▸ Task statement
Each record is to be copied exactly, with its pictures left behind.

▸ Information given
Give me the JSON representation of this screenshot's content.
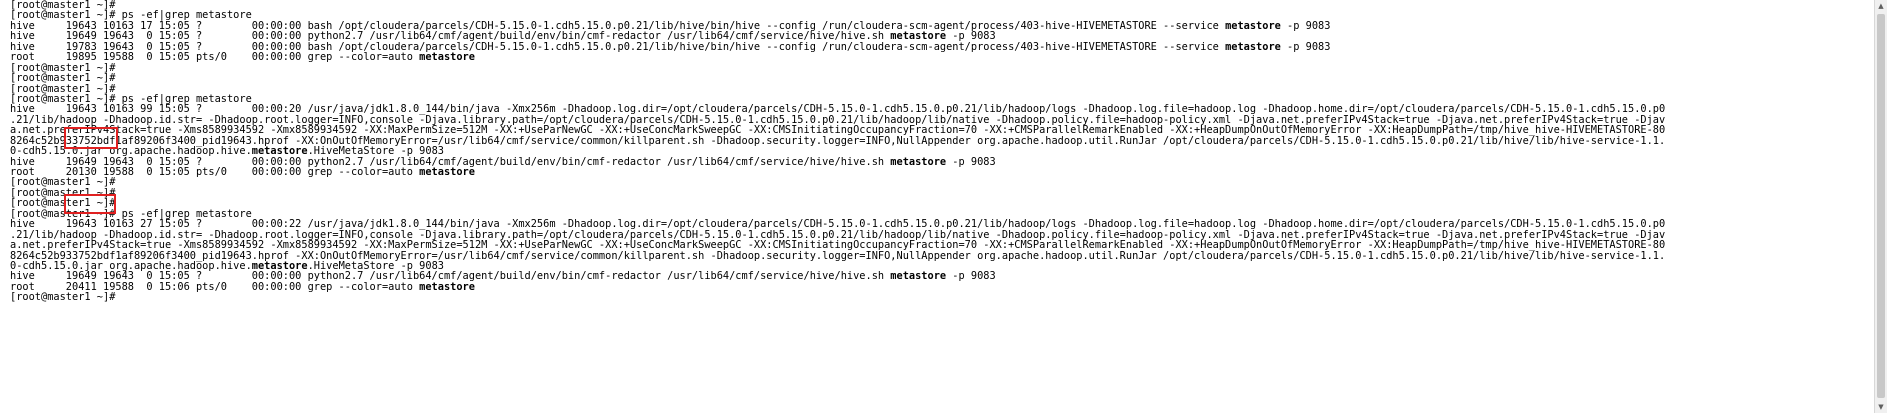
{
  "terminal": {
    "lines": [
      [
        {
          "t": "[root@master1 ~]#"
        }
      ],
      [
        {
          "t": "[root@master1 ~]# ps -ef|grep metastore"
        }
      ],
      [
        {
          "t": "hive     19643 10163 17 15:05 ?        00:00:00 bash /opt/cloudera/parcels/CDH-5.15.0-1.cdh5.15.0.p0.21/lib/hive/bin/hive --config /run/cloudera-scm-agent/process/403-hive-HIVEMETASTORE --service "
        },
        {
          "t": "metastore",
          "b": true
        },
        {
          "t": " -p 9083"
        }
      ],
      [
        {
          "t": "hive     19649 19643  0 15:05 ?        00:00:00 python2.7 /usr/lib64/cmf/agent/build/env/bin/cmf-redactor /usr/lib64/cmf/service/hive/hive.sh "
        },
        {
          "t": "metastore",
          "b": true
        },
        {
          "t": " -p 9083"
        }
      ],
      [
        {
          "t": "hive     19783 19643  0 15:05 ?        00:00:00 bash /opt/cloudera/parcels/CDH-5.15.0-1.cdh5.15.0.p0.21/lib/hive/bin/hive --config /run/cloudera-scm-agent/process/403-hive-HIVEMETASTORE --service "
        },
        {
          "t": "metastore",
          "b": true
        },
        {
          "t": " -p 9083"
        }
      ],
      [
        {
          "t": "root     19895 19588  0 15:05 pts/0    00:00:00 grep --color=auto "
        },
        {
          "t": "metastore",
          "b": true
        }
      ],
      [
        {
          "t": "[root@master1 ~]#"
        }
      ],
      [
        {
          "t": "[root@master1 ~]#"
        }
      ],
      [
        {
          "t": "[root@master1 ~]#"
        }
      ],
      [
        {
          "t": "[root@master1 ~]# ps -ef|grep metastore"
        }
      ],
      [
        {
          "t": "hive     19643 10163 99 15:05 ?        00:00:20 /usr/java/jdk1.8.0_144/bin/java -Xmx256m -Dhadoop.log.dir=/opt/cloudera/parcels/CDH-5.15.0-1.cdh5.15.0.p0.21/lib/hadoop/logs -Dhadoop.log.file=hadoop.log -Dhadoop.home.dir=/opt/cloudera/parcels/CDH-5.15.0-1.cdh5.15.0.p0"
        }
      ],
      [
        {
          "t": ".21/lib/hadoop -Dhadoop.id.str= -Dhadoop.root.logger=INFO,console -Djava.library.path=/opt/cloudera/parcels/CDH-5.15.0-1.cdh5.15.0.p0.21/lib/hadoop/lib/native -Dhadoop.policy.file=hadoop-policy.xml -Djava.net.preferIPv4Stack=true -Djava.net.preferIPv4Stack=true -Djav"
        }
      ],
      [
        {
          "t": "a.net.preferIPv4Stack=true -Xms8589934592 -Xmx8589934592 -XX:MaxPermSize=512M -XX:+UseParNewGC -XX:+UseConcMarkSweepGC -XX:CMSInitiatingOccupancyFraction=70 -XX:+CMSParallelRemarkEnabled -XX:+HeapDumpOnOutOfMemoryError -XX:HeapDumpPath=/tmp/hive_hive-HIVEMETASTORE-80"
        }
      ],
      [
        {
          "t": "8264c52b933752bdf1af89206f3400_pid19643.hprof -XX:OnOutOfMemoryError=/usr/lib64/cmf/service/common/killparent.sh -Dhadoop.security.logger=INFO,NullAppender org.apache.hadoop.util.RunJar /opt/cloudera/parcels/CDH-5.15.0-1.cdh5.15.0.p0.21/lib/hive/lib/hive-service-1.1."
        }
      ],
      [
        {
          "t": "0-cdh5.15.0.jar org.apache.hadoop.hive."
        },
        {
          "t": "metastore",
          "b": true
        },
        {
          "t": ".HiveMetaStore -p 9083"
        }
      ],
      [
        {
          "t": "hive     19649 19643  0 15:05 ?        00:00:00 python2.7 /usr/lib64/cmf/agent/build/env/bin/cmf-redactor /usr/lib64/cmf/service/hive/hive.sh "
        },
        {
          "t": "metastore",
          "b": true
        },
        {
          "t": " -p 9083"
        }
      ],
      [
        {
          "t": "root     20130 19588  0 15:05 pts/0    00:00:00 grep --color=auto "
        },
        {
          "t": "metastore",
          "b": true
        }
      ],
      [
        {
          "t": "[root@master1 ~]#"
        }
      ],
      [
        {
          "t": "[root@master1 ~]#"
        }
      ],
      [
        {
          "t": "[root@master1 ~]#"
        }
      ],
      [
        {
          "t": "[root@master1 ~]# ps -ef|grep metastore"
        }
      ],
      [
        {
          "t": "hive     19643 10163 27 15:05 ?        00:00:22 /usr/java/jdk1.8.0_144/bin/java -Xmx256m -Dhadoop.log.dir=/opt/cloudera/parcels/CDH-5.15.0-1.cdh5.15.0.p0.21/lib/hadoop/logs -Dhadoop.log.file=hadoop.log -Dhadoop.home.dir=/opt/cloudera/parcels/CDH-5.15.0-1.cdh5.15.0.p0"
        }
      ],
      [
        {
          "t": ".21/lib/hadoop -Dhadoop.id.str= -Dhadoop.root.logger=INFO,console -Djava.library.path=/opt/cloudera/parcels/CDH-5.15.0-1.cdh5.15.0.p0.21/lib/hadoop/lib/native -Dhadoop.policy.file=hadoop-policy.xml -Djava.net.preferIPv4Stack=true -Djava.net.preferIPv4Stack=true -Djav"
        }
      ],
      [
        {
          "t": "a.net.preferIPv4Stack=true -Xms8589934592 -Xmx8589934592 -XX:MaxPermSize=512M -XX:+UseParNewGC -XX:+UseConcMarkSweepGC -XX:CMSInitiatingOccupancyFraction=70 -XX:+CMSParallelRemarkEnabled -XX:+HeapDumpOnOutOfMemoryError -XX:HeapDumpPath=/tmp/hive_hive-HIVEMETASTORE-80"
        }
      ],
      [
        {
          "t": "8264c52b933752bdf1af89206f3400_pid19643.hprof -XX:OnOutOfMemoryError=/usr/lib64/cmf/service/common/killparent.sh -Dhadoop.security.logger=INFO,NullAppender org.apache.hadoop.util.RunJar /opt/cloudera/parcels/CDH-5.15.0-1.cdh5.15.0.p0.21/lib/hive/lib/hive-service-1.1."
        }
      ],
      [
        {
          "t": "0-cdh5.15.0.jar org.apache.hadoop.hive."
        },
        {
          "t": "metastore",
          "b": true
        },
        {
          "t": ".HiveMetaStore -p 9083"
        }
      ],
      [
        {
          "t": "hive     19649 19643  0 15:05 ?        00:00:00 python2.7 /usr/lib64/cmf/agent/build/env/bin/cmf-redactor /usr/lib64/cmf/service/hive/hive.sh "
        },
        {
          "t": "metastore",
          "b": true
        },
        {
          "t": " -p 9083"
        }
      ],
      [
        {
          "t": "root     20411 19588  0 15:06 pts/0    00:00:00 grep --color=auto "
        },
        {
          "t": "metastore",
          "b": true
        }
      ],
      [
        {
          "t": "[root@master1 ~]#"
        }
      ]
    ]
  },
  "colors": {
    "background": "#ffffff",
    "text": "#000000",
    "highlight_box": "#e02020"
  },
  "icons": {
    "scroll_up": "scroll-up-arrow-icon",
    "scroll_down": "scroll-down-arrow-icon"
  }
}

▸ Worked solution
Give me the JSON representation of this screenshot's content.
{
  "terminal": {
    "lines": [
      [
        {
          "t": "[root@master1 ~]#"
        }
      ],
      [
        {
          "t": "[root@master1 ~]# ps -ef|grep metastore"
        }
      ],
      [
        {
          "t": "hive     19643 10163 17 15:05 ?        00:00:00 bash /opt/cloudera/parcels/CDH-5.15.0-1.cdh5.15.0.p0.21/lib/hive/bin/hive --config /run/cloudera-scm-agent/process/403-hive-HIVEMETASTORE --service "
        },
        {
          "t": "metastore",
          "b": true
        },
        {
          "t": " -p 9083"
        }
      ],
      [
        {
          "t": "hive     19649 19643  0 15:05 ?        00:00:00 python2.7 /usr/lib64/cmf/agent/build/env/bin/cmf-redactor /usr/lib64/cmf/service/hive/hive.sh "
        },
        {
          "t": "metastore",
          "b": true
        },
        {
          "t": " -p 9083"
        }
      ],
      [
        {
          "t": "hive     19783 19643  0 15:05 ?        00:00:00 bash /opt/cloudera/parcels/CDH-5.15.0-1.cdh5.15.0.p0.21/lib/hive/bin/hive --config /run/cloudera-scm-agent/process/403-hive-HIVEMETASTORE --service "
        },
        {
          "t": "metastore",
          "b": true
        },
        {
          "t": " -p 9083"
        }
      ],
      [
        {
          "t": "root     19895 19588  0 15:05 pts/0    00:00:00 grep --color=auto "
        },
        {
          "t": "metastore",
          "b": true
        }
      ],
      [
        {
          "t": "[root@master1 ~]#"
        }
      ],
      [
        {
          "t": "[root@master1 ~]#"
        }
      ],
      [
        {
          "t": "[root@master1 ~]#"
        }
      ],
      [
        {
          "t": "[root@master1 ~]# ps -ef|grep metastore"
        }
      ],
      [
        {
          "t": "hive     19643 10163 99 15:05 ?        00:00:20 /usr/java/jdk1.8.0_144/bin/java -Xmx256m -Dhadoop.log.dir=/opt/cloudera/parcels/CDH-5.15.0-1.cdh5.15.0.p0.21/lib/hadoop/logs -Dhadoop.log.file=hadoop.log -Dhadoop.home.dir=/opt/cloudera/parcels/CDH-5.15.0-1.cdh5.15.0.p0"
        }
      ],
      [
        {
          "t": ".21/lib/hadoop -Dhadoop.id.str= -Dhadoop.root.logger=INFO,console -Djava.library.path=/opt/cloudera/parcels/CDH-5.15.0-1.cdh5.15.0.p0.21/lib/hadoop/lib/native -Dhadoop.policy.file=hadoop-policy.xml -Djava.net.preferIPv4Stack=true -Djava.net.preferIPv4Stack=true -Djav"
        }
      ],
      [
        {
          "t": "a.net.preferIPv4Stack=true -Xms8589934592 -Xmx8589934592 -XX:MaxPermSize=512M -XX:+UseParNewGC -XX:+UseConcMarkSweepGC -XX:CMSInitiatingOccupancyFraction=70 -XX:+CMSParallelRemarkEnabled -XX:+HeapDumpOnOutOfMemoryError -XX:HeapDumpPath=/tmp/hive_hive-HIVEMETASTORE-80"
        }
      ],
      [
        {
          "t": "8264c52b933752bdf1af89206f3400_pid19643.hprof -XX:OnOutOfMemoryError=/usr/lib64/cmf/service/common/killparent.sh -Dhadoop.security.logger=INFO,NullAppender org.apache.hadoop.util.RunJar /opt/cloudera/parcels/CDH-5.15.0-1.cdh5.15.0.p0.21/lib/hive/lib/hive-service-1.1."
        }
      ],
      [
        {
          "t": "0-cdh5.15.0.jar org.apache.hadoop.hive."
        },
        {
          "t": "metastore",
          "b": true
        },
        {
          "t": ".HiveMetaStore -p 9083"
        }
      ],
      [
        {
          "t": "hive     19649 19643  0 15:05 ?        00:00:00 python2.7 /usr/lib64/cmf/agent/build/env/bin/cmf-redactor /usr/lib64/cmf/service/hive/hive.sh "
        },
        {
          "t": "metastore",
          "b": true
        },
        {
          "t": " -p 9083"
        }
      ],
      [
        {
          "t": "root     20130 19588  0 15:05 pts/0    00:00:00 grep --color=auto "
        },
        {
          "t": "metastore",
          "b": true
        }
      ],
      [
        {
          "t": "[root@master1 ~]#"
        }
      ],
      [
        {
          "t": "[root@master1 ~]#"
        }
      ],
      [
        {
          "t": "[root@master1 ~]#"
        }
      ],
      [
        {
          "t": "[root@master1 ~]# ps -ef|grep metastore"
        }
      ],
      [
        {
          "t": "hive     19643 10163 27 15:05 ?        00:00:22 /usr/java/jdk1.8.0_144/bin/java -Xmx256m -Dhadoop.log.dir=/opt/cloudera/parcels/CDH-5.15.0-1.cdh5.15.0.p0.21/lib/hadoop/logs -Dhadoop.log.file=hadoop.log -Dhadoop.home.dir=/opt/cloudera/parcels/CDH-5.15.0-1.cdh5.15.0.p0"
        }
      ],
      [
        {
          "t": ".21/lib/hadoop -Dhadoop.id.str= -Dhadoop.root.logger=INFO,console -Djava.library.path=/opt/cloudera/parcels/CDH-5.15.0-1.cdh5.15.0.p0.21/lib/hadoop/lib/native -Dhadoop.policy.file=hadoop-policy.xml -Djava.net.preferIPv4Stack=true -Djava.net.preferIPv4Stack=true -Djav"
        }
      ],
      [
        {
          "t": "a.net.preferIPv4Stack=true -Xms8589934592 -Xmx8589934592 -XX:MaxPermSize=512M -XX:+UseParNewGC -XX:+UseConcMarkSweepGC -XX:CMSInitiatingOccupancyFraction=70 -XX:+CMSParallelRemarkEnabled -XX:+HeapDumpOnOutOfMemoryError -XX:HeapDumpPath=/tmp/hive_hive-HIVEMETASTORE-80"
        }
      ],
      [
        {
          "t": "8264c52b933752bdf1af89206f3400_pid19643.hprof -XX:OnOutOfMemoryError=/usr/lib64/cmf/service/common/killparent.sh -Dhadoop.security.logger=INFO,NullAppender org.apache.hadoop.util.RunJar /opt/cloudera/parcels/CDH-5.15.0-1.cdh5.15.0.p0.21/lib/hive/lib/hive-service-1.1."
        }
      ],
      [
        {
          "t": "0-cdh5.15.0.jar org.apache.hadoop.hive."
        },
        {
          "t": "metastore",
          "b": true
        },
        {
          "t": ".HiveMetaStore -p 9083"
        }
      ],
      [
        {
          "t": "hive     19649 19643  0 15:05 ?        00:00:00 python2.7 /usr/lib64/cmf/agent/build/env/bin/cmf-redactor /usr/lib64/cmf/service/hive/hive.sh "
        },
        {
          "t": "metastore",
          "b": true
        },
        {
          "t": " -p 9083"
        }
      ],
      [
        {
          "t": "root     20411 19588  0 15:06 pts/0    00:00:00 grep --color=auto "
        },
        {
          "t": "metastore",
          "b": true
        }
      ],
      [
        {
          "t": "[root@master1 ~]#"
        }
      ]
    ]
  },
  "colors": {
    "background": "#ffffff",
    "text": "#000000",
    "highlight_box": "#e02020"
  },
  "icons": {
    "scroll_up": "scroll-up-arrow-icon",
    "scroll_down": "scroll-down-arrow-icon"
  }
}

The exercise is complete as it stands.